Remember that to the people of the Latin Quarter these things are all usual consequently they think you know as much about them as they do, and will volunteer no information regarding them. Possibly they will smile at your ignorance when you ask them questions, but do not hesitate to ask, for they are courteous and that is the only way you can find out things, and learn what all these new edibles are and what they are good for. There is no greater possibility of interest than is to be found in the stores of San Francisco's Latin Quarter, and we mean by this the stores that cater to the people of the Quarter. In stores and restaurants frequented by Americans they cater to American tastes and lose much of the foreign flavor.
It is also well to bear in mind that it is not in the largest stores that you find the greatest variety when it comes to odd and new goods. A little shop, barely large enough to turn around in between counter and wall, may have enough of interest to entertain you for half an hour, and here the prices will be remarkably low, for these people have so little of the outside trade that they have not learned to add to their prices when they see an American face coming.
What is true of the stores is also true of the vegetable stands, the meat shops, the fish stalls, and bakeries. Here you will find better and fresher food supplies than in any of the similar places in other parts of the city, and the price is generally one-third less. The high cost of living has not reached this thrifty people with their inborn knowledge of the values of foods. They live twice as well as the average American family at half the cost. They combine knowledge of food values with the art of preparation and have a resultant meal that is tasty, full flavored, and nourishing at a minimum of expense.
Perhaps you want a meal. Your thoughts at once run to steaks and chops, and fried potatoes. Nothing but a porterhouse or tenderloin steak or a kidney chop will do. It is the most expensive meat and you think that of course it is the best and most nourishing. If the knowledge of food values were with you, you would get the less expensive and more nourishing cuts. A flank steak, perhaps, prepared en casserole, and you would have a fine dish for half the money. As it is in meats so it is in all foods. For ten cents two people can have a dinner of tagliarini that is at once nourishing and satisfying in flavor. Of course all this requires knowledge, but that is easily acquired, and it adds to the zest of life to know that you can do that which lifts eating from the plane of feeding to that of dining; that you can change existence into living. All because you dare to break away from conventionalities which make so many people affect ignorance of how to live because they imagine it is an evidence of refinement. If they but knew it, their affectation and their ignorance is the hall mark of low caste.

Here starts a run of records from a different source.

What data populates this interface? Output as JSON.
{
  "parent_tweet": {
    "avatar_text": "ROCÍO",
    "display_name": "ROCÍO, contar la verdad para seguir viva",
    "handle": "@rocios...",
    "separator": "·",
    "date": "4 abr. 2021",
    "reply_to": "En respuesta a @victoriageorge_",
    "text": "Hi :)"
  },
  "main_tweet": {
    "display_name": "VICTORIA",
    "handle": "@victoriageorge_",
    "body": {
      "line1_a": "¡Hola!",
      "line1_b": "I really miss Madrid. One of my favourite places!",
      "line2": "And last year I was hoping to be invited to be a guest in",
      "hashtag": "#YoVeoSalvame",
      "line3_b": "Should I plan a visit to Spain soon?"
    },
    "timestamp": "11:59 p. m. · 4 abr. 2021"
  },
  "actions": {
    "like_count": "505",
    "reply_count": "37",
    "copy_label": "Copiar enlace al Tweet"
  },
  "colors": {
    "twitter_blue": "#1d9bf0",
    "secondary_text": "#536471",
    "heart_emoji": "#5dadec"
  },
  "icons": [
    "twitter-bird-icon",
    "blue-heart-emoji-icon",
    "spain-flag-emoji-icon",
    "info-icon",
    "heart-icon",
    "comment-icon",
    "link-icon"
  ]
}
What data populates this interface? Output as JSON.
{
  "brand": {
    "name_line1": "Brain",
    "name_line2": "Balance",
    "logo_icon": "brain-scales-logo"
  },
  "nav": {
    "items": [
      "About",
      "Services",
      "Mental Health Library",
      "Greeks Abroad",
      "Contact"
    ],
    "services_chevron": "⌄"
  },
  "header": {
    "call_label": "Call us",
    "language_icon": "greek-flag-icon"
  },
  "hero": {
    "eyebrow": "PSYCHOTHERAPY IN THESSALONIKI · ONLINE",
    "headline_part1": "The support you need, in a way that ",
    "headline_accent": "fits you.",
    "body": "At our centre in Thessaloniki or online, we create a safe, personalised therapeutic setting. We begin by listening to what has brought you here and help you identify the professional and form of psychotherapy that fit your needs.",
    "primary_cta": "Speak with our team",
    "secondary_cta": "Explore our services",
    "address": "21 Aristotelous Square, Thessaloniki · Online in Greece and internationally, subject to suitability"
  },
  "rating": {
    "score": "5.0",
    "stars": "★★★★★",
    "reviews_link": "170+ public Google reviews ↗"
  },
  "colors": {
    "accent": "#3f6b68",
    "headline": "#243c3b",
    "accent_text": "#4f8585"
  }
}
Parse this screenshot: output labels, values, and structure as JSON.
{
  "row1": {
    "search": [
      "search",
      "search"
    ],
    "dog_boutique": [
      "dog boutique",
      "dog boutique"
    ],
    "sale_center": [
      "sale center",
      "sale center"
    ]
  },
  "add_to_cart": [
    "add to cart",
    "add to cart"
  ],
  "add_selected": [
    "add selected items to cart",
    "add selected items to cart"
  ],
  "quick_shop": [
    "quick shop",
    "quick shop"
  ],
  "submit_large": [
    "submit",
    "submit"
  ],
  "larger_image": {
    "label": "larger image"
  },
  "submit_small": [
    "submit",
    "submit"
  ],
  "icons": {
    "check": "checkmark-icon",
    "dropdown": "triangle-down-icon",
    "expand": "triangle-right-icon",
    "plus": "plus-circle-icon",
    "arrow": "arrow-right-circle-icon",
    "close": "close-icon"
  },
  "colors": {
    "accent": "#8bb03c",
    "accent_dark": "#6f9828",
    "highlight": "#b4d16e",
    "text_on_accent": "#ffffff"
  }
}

Now about this whisper: We have a friend who has a little apartment where he has kept bachelor's hall for many years. Here some of our most pleasant evenings have been spent, and we never fear to go on account of the possibility that he may be embarrassed or inconvenienced through lack of something to eat or drink, for he is never at a loss to prepare something dainty and appetizing for us, and it really seems, sometimes, that he makes a meal out of nothing. Often Charlie telephones us that he has discovered a new dish and hurries us over to pass judgment on it. And, by the way, many of the good dishes of Bohemia are the result of accident rather than design.